Work item: Please report how many lines in the data below contain "endpoint". Nothing besides the number should be written.

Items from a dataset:
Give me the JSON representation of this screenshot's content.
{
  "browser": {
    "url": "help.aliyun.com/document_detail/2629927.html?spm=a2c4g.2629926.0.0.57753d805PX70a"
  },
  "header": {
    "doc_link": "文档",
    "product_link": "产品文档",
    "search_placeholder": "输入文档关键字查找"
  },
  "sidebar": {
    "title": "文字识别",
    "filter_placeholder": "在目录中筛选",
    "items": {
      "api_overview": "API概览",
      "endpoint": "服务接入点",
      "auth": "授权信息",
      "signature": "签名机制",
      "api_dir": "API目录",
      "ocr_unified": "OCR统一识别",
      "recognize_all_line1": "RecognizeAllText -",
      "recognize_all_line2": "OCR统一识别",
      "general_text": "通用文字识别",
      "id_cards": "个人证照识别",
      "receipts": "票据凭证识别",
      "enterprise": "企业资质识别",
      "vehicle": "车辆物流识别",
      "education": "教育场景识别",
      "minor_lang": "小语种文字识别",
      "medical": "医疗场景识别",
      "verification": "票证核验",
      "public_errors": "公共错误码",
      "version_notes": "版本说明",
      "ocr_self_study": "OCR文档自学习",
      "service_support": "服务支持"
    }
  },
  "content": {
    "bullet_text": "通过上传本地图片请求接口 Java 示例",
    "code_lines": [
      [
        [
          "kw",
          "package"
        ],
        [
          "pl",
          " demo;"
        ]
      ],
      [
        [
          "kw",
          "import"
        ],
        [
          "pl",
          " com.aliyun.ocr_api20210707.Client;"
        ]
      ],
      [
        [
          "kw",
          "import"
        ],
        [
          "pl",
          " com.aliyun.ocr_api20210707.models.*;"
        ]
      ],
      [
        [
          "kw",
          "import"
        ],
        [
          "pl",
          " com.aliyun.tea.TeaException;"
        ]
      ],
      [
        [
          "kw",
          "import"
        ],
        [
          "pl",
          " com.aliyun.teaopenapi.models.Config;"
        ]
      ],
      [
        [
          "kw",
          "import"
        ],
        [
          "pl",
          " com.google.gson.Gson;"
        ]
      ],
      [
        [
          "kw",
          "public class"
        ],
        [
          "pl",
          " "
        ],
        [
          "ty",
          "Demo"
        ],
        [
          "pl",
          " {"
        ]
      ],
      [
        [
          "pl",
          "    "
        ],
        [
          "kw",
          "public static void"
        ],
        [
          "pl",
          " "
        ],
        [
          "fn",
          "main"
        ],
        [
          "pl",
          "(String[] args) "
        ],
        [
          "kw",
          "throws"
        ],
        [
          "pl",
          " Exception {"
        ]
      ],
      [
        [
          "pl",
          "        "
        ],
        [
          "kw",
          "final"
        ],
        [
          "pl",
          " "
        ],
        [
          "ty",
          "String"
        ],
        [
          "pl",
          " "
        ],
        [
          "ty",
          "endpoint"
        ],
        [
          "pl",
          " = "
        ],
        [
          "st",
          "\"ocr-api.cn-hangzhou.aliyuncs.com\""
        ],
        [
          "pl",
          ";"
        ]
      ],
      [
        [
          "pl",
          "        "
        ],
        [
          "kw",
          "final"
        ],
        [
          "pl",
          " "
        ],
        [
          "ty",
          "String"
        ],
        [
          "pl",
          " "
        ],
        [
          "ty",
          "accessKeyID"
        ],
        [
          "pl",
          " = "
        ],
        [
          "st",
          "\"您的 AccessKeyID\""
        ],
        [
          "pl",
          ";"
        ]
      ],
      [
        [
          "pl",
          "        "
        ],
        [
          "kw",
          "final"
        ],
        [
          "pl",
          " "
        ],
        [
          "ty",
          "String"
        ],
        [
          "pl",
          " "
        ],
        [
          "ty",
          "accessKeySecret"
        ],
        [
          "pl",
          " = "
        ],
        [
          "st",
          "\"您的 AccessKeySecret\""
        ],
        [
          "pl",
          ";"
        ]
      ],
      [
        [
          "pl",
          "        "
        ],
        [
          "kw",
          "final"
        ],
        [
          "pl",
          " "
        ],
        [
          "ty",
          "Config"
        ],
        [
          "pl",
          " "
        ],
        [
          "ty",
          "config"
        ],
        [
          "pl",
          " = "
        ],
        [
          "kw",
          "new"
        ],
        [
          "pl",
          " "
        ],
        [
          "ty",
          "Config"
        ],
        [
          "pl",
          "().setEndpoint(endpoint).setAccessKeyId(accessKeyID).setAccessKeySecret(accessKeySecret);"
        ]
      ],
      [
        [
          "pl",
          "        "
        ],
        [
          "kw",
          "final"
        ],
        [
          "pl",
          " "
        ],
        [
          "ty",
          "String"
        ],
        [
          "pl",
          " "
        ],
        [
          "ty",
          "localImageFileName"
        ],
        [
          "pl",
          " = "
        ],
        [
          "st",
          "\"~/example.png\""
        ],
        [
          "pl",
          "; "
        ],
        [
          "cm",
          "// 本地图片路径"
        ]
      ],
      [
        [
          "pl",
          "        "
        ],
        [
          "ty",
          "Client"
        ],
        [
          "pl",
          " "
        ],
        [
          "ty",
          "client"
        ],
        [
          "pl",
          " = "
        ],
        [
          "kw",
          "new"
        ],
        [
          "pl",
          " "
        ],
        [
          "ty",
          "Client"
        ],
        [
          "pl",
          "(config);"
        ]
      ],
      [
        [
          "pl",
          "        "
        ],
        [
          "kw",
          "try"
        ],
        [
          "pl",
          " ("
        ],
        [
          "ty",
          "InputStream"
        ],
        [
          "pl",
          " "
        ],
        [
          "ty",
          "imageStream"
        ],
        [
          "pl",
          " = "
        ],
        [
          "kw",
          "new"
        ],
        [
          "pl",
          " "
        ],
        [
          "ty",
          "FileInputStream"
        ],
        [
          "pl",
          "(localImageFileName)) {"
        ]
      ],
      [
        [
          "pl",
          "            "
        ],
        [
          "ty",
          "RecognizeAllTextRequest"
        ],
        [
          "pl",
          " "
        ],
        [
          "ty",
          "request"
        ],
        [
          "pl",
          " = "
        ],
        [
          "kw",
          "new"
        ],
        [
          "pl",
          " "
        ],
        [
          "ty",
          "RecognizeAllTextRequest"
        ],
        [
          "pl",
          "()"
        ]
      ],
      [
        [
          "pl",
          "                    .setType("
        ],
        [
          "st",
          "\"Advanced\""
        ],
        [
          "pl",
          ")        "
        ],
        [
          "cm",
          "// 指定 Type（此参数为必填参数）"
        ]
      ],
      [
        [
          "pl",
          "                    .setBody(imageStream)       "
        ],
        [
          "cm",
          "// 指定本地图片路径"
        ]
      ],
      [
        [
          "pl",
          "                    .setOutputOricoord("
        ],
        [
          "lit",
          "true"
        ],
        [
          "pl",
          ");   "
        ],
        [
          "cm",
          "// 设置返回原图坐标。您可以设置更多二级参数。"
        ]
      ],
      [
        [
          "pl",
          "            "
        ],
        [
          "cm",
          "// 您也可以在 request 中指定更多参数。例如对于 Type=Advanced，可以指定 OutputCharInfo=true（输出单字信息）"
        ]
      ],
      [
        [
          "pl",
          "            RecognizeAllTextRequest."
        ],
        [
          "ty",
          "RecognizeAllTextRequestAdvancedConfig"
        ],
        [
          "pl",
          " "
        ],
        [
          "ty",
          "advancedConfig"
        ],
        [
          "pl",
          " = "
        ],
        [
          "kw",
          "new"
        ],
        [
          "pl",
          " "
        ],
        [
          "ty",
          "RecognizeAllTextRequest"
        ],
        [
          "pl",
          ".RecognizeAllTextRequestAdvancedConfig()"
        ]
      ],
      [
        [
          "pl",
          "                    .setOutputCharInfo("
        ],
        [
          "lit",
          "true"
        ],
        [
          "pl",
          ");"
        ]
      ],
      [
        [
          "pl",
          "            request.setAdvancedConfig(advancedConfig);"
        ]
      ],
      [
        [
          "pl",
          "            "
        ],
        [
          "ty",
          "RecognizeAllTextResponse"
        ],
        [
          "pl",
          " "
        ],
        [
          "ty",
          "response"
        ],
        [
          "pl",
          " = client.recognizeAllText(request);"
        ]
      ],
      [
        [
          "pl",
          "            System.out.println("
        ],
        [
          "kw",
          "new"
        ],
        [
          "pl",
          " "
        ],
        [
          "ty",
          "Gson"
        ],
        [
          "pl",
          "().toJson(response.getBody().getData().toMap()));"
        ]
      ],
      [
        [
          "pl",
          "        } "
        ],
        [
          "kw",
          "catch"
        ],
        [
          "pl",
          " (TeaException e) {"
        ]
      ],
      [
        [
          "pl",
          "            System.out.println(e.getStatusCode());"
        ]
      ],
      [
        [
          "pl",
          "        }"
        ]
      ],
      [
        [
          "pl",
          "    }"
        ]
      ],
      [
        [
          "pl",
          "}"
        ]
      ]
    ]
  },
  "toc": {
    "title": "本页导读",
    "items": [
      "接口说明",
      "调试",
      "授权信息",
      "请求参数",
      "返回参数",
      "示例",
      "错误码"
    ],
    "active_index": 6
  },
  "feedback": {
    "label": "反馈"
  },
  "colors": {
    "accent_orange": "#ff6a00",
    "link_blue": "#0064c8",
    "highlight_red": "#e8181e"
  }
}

Result of this exercise: 3